An important aspect of the new vision for drug discovery at the UPDDI is the permeation of computational tools for integrating omics data, inferring disease mechanisms, identifying targets, analyzing drug-target interactions and developing strategies to advance novel chemical series. In addition to the UPDDI’s internal resources, we have access to computational facilities in the Department of Computational and Systems Biology (DCSB), the Center for Research Computing (CRC), and the Pittsburgh Supercomputing Center (PSC).
The available DCSB hardware includes nearly 3200 CPU cores in a 139 node cluster with 11 TB memory and 411 TB storage, as well as a cluster of 121 GPUs.
The CRC maintains 4 CPU clusters with 12000 CPU cores total, and 1 GPU cluster containing 102 total GPU cores.
The PSC houses three supercomputers, including Bridges and Anton, a dedicated molecular dynamics supercomputer built by D. E. Shaw Research.

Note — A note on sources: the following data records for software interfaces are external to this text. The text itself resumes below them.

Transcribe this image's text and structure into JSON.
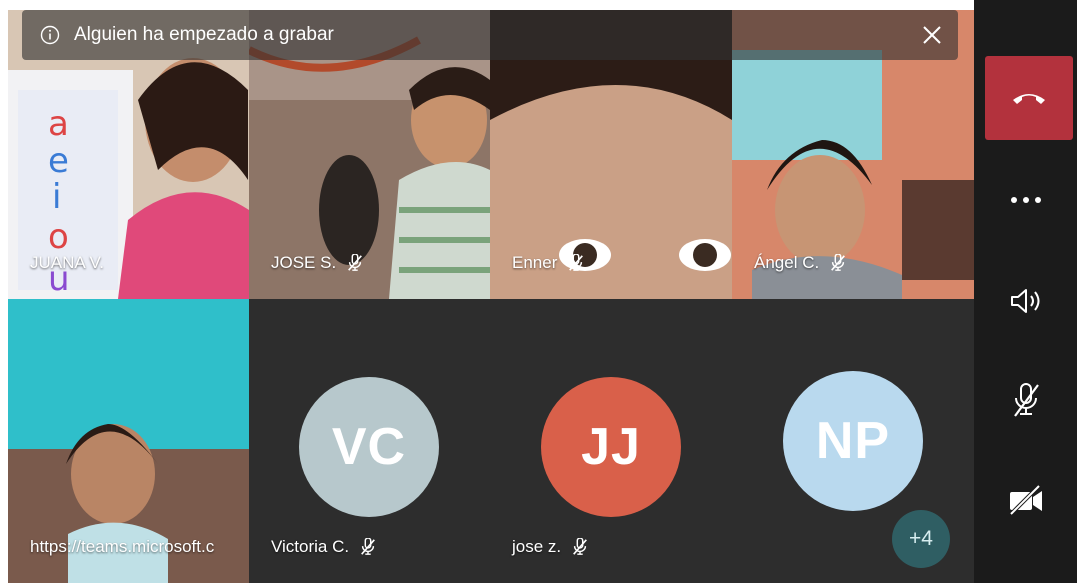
{
  "banner": {
    "text": "Alguien ha empezado a grabar"
  },
  "participants": [
    {
      "name": "JUANA V."
    },
    {
      "name": "JOSE S."
    },
    {
      "name": "Enner"
    },
    {
      "name": "Ángel C."
    },
    {
      "name": "https://teams.microsoft.c"
    },
    {
      "name": "Victoria C.",
      "initials": "VC",
      "color": "#b7c8cc"
    },
    {
      "name": "jose z.",
      "initials": "JJ",
      "color": "#d9604a"
    },
    {
      "name": "",
      "initials": "NP",
      "color": "#b9d9ee"
    }
  ],
  "overflow": {
    "label": "+4"
  },
  "controls": [
    "hang-up",
    "more-options",
    "speaker",
    "mute-microphone",
    "camera-off"
  ],
  "colors": {
    "hangup": "#b3323d",
    "rail": "#1b1b1b",
    "tile": "#2d2d2d"
  }
}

Through these resources, our researchers have access to a wide range of free and licensed scientific software, including NAMD, GROMACS, Amber, Gaussian, Matlab and tools from OpenEye and Schrodinger. The Health Sciences Library System additionally provides access to biomedical analysis tools, such as Qiagen’s CLC and Ingenuity suites.